The UK film industry is enjoying a boom period, with so many productions underway and planned that new studios are springing up across the country to meet the seemingly ever soaring demand.
In many ways this is a return to the norm – the country was for a long time a major producer of movies, many of which continue to delight and thrill audiences today.
These films are not just popular but also culturally important so it’s good to see studios and streaming services are making the effort to showcase many of them in the best possible quality – restored versions of classics such as The Third Man are getting new Blu-ray releases while BritBox offers a collection of restored classics including Alfred Hitchcock’s The 39 Steps.
In this article, we look back at three classic films set within the British Isles:
The Manxman (1929)
The film was released in 1929 and shot in Cornwall, instead of the Isle of Man where the story is set. In this silent film, Alfred Hitchcock tells the story of Kate Cregeen, played by Anny Ondra, and her love triangle with a handsome but poor local fisherman and his more affluent lawyer friend.
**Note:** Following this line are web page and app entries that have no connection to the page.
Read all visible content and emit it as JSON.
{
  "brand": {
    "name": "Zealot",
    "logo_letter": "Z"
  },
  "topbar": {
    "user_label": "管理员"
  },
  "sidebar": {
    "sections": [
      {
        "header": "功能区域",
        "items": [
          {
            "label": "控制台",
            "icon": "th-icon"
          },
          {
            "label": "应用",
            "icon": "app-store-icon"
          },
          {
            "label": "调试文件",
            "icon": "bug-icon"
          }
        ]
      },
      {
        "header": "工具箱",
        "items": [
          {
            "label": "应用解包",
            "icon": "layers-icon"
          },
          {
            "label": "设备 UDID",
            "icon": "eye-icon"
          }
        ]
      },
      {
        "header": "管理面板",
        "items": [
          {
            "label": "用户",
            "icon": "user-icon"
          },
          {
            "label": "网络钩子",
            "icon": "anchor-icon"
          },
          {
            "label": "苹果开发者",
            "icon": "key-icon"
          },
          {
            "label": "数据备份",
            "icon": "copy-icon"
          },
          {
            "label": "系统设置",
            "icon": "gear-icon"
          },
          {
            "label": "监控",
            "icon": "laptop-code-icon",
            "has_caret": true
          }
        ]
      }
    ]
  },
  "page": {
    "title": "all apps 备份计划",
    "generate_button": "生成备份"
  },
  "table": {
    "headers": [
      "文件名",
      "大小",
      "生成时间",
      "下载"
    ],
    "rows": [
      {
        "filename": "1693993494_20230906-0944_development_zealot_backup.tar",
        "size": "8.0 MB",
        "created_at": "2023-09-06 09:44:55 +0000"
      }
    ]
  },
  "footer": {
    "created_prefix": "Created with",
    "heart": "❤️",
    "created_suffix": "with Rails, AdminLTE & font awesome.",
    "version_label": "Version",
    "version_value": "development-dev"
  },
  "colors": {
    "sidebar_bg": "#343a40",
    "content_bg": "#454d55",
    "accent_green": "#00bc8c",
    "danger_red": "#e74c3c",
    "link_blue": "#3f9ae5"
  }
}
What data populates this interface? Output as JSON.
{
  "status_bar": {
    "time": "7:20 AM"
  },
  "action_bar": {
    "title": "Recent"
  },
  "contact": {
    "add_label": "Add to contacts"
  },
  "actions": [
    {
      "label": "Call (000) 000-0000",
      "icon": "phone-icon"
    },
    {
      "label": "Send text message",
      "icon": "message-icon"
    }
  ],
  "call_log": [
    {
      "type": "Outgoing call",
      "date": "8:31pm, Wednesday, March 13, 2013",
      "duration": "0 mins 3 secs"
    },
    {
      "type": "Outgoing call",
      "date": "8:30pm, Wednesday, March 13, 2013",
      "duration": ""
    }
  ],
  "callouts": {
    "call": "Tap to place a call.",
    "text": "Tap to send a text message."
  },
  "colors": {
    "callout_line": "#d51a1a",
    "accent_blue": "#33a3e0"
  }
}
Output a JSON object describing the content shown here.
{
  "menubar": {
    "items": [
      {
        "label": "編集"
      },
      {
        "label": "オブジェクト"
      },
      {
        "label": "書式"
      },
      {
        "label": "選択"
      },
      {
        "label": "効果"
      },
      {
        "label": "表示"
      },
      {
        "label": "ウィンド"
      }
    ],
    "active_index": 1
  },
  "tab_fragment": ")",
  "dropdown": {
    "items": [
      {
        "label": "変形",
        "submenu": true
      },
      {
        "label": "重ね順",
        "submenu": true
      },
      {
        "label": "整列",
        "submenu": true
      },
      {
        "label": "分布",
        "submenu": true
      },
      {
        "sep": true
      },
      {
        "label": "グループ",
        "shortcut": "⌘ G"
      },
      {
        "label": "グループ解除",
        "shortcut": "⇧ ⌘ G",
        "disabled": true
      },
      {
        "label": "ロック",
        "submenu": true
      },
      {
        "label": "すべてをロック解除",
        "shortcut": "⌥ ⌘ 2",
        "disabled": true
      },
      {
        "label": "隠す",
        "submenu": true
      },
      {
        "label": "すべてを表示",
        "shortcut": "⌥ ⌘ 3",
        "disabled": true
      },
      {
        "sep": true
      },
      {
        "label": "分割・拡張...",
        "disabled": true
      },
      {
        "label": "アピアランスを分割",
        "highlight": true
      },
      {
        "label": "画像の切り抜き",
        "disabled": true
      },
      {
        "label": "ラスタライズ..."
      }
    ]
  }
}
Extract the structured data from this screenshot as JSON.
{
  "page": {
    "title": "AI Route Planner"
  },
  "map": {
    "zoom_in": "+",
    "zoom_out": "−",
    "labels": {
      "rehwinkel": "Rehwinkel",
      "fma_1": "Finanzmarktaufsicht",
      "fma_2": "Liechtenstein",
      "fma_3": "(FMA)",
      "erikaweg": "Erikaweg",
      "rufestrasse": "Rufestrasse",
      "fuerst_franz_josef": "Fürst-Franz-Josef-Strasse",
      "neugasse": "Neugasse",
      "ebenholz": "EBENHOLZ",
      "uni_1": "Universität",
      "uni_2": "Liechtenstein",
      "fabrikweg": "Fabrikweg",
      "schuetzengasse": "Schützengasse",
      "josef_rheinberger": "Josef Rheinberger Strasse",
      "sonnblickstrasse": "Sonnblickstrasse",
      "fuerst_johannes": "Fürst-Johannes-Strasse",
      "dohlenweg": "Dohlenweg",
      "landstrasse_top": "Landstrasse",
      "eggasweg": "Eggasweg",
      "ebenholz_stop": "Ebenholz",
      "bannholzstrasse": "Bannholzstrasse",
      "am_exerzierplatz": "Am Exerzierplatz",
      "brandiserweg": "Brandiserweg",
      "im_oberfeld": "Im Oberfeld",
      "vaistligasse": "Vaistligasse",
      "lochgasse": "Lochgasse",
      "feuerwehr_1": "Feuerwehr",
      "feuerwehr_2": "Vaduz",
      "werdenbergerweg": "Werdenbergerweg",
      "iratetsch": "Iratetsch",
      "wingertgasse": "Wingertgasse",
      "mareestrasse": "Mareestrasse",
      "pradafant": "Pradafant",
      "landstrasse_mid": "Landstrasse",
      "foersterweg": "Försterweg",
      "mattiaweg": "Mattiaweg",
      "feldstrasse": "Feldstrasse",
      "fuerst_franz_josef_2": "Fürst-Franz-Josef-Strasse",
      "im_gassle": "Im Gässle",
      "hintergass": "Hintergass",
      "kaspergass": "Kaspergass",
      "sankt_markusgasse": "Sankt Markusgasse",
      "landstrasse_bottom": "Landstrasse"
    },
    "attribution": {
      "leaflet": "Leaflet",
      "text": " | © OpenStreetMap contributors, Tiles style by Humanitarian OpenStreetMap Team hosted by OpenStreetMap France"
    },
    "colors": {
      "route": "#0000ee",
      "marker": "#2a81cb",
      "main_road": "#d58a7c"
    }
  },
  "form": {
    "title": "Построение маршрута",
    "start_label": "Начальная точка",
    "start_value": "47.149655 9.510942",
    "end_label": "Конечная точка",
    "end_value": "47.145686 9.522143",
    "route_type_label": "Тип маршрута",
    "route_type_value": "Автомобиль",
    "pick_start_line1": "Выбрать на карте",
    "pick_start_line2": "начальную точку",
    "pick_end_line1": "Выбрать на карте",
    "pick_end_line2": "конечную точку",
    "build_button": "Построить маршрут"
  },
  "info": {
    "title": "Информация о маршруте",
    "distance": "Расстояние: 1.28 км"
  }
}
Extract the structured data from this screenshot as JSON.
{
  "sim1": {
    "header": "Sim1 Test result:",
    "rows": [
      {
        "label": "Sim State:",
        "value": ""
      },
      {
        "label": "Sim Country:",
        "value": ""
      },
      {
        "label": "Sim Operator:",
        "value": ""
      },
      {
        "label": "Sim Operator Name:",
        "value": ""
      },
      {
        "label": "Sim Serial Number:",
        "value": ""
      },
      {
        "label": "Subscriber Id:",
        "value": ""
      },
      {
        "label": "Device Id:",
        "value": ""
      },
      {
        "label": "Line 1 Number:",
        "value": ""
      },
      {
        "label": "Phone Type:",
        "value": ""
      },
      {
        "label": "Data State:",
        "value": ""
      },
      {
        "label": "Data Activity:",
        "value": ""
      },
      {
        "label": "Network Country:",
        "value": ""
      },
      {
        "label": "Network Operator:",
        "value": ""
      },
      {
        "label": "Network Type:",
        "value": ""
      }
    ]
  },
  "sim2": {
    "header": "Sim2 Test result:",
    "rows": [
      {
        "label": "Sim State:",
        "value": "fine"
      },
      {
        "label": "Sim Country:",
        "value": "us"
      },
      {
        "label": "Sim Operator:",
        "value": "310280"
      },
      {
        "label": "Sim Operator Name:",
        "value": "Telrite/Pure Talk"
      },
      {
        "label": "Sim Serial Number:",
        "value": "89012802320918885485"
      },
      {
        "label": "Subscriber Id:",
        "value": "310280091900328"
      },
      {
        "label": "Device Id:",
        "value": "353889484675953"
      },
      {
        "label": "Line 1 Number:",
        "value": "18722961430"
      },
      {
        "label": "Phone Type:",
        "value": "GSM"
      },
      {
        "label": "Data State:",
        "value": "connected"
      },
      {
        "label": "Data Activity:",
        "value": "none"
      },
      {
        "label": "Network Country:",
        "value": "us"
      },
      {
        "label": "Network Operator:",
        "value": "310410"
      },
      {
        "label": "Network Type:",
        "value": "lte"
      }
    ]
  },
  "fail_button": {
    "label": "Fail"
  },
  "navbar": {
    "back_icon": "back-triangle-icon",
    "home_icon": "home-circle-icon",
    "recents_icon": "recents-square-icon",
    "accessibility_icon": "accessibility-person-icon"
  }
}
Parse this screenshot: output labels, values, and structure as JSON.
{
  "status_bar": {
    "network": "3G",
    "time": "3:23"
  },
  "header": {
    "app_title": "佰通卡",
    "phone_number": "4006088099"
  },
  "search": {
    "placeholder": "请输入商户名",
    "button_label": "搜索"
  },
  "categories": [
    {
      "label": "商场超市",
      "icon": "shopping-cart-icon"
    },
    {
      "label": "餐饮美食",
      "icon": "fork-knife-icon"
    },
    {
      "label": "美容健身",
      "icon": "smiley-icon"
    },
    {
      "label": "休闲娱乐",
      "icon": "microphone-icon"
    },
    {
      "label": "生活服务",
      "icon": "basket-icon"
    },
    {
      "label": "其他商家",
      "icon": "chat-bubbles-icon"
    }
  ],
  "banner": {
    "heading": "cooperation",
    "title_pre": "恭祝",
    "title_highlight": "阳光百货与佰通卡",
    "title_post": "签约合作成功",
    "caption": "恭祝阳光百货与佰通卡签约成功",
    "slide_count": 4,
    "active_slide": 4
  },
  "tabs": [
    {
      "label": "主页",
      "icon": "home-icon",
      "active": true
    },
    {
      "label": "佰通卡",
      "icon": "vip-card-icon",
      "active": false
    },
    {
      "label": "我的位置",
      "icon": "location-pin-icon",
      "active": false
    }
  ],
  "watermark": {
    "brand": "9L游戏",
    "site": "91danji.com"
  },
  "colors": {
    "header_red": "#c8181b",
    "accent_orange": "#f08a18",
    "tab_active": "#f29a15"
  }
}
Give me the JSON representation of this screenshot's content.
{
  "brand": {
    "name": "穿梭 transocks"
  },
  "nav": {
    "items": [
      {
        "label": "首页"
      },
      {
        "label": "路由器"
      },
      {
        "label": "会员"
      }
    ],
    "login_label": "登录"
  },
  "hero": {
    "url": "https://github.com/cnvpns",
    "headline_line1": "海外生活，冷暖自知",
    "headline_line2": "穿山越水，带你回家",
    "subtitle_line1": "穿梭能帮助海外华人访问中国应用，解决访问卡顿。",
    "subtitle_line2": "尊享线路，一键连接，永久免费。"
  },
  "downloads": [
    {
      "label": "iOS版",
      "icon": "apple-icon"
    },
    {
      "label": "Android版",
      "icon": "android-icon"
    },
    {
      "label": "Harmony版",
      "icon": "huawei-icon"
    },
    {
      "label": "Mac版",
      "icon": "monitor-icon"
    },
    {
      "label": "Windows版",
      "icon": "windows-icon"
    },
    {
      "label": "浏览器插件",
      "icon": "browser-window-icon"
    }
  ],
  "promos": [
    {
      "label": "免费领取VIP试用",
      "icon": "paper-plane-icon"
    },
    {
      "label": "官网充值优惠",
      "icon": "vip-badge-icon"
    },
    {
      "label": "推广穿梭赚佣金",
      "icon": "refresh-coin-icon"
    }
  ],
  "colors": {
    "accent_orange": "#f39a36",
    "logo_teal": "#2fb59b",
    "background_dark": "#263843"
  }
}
The film is based on a romantic novel written by Hall Caine. Hitchcock started production on-location on the Isle of Man, but moved the entire production to Polperro in Cornwall, allegedly to get away from the meddling author and Isle of Man resident. The Manxman is the last silent film Hitchcock directed before switching to sound for his next project Blackmail, shot in the same year.
The Edge of the World (1937)
In Edge of the World, director Michael Powell tells the story of the depopulation of the St. Kilda archipelago in the Scottish seas, with the younger generation looking for a better life on the mainland. Powell couldn’t obtain the necessary permits to shoot on St. Kilda and chose the Shetland Islands as an alternative location.
What makes this movie special is Powell’s mixing of documentary and romantic melodrama, and his use of both professional actors and non-professional locals. This approach made for a movie that told the story of the depopulation but also captured the natural beauty of one of Great Britain’s remotest islands.
In 1978, Powell shot Return to the Edge of the World, in which he revisited the island with surviving members of the cast, as a follow-up documentary for the BBC.
The Spy in Black (1939)
Michael Powell directed The Spy in Black two years after the release of The Edge of the World. Known in the US as U-Boat 29, the film tells the story of a German spy who is set ashore on the island of South Walls from his submarine to prepare an attack on the nearby British naval fleet.
This movie marks the first collaboration between Michael Powell and fellow British filmmaker Emeric Pressburger. The duo would go on to create more than 20 films together. The Spy in Black was released in August 1939, weeks before the UK would join the war against Germany. The film was named one of the best movies of the year by the National Board of Review.
If you want to take a holiday from the loud multimillion-dollar productions of 2022, heavy on violence and VFX, and reconnect with film as art and the island scenery of 1930s Britain, then you won’t go far wrong with these three gems.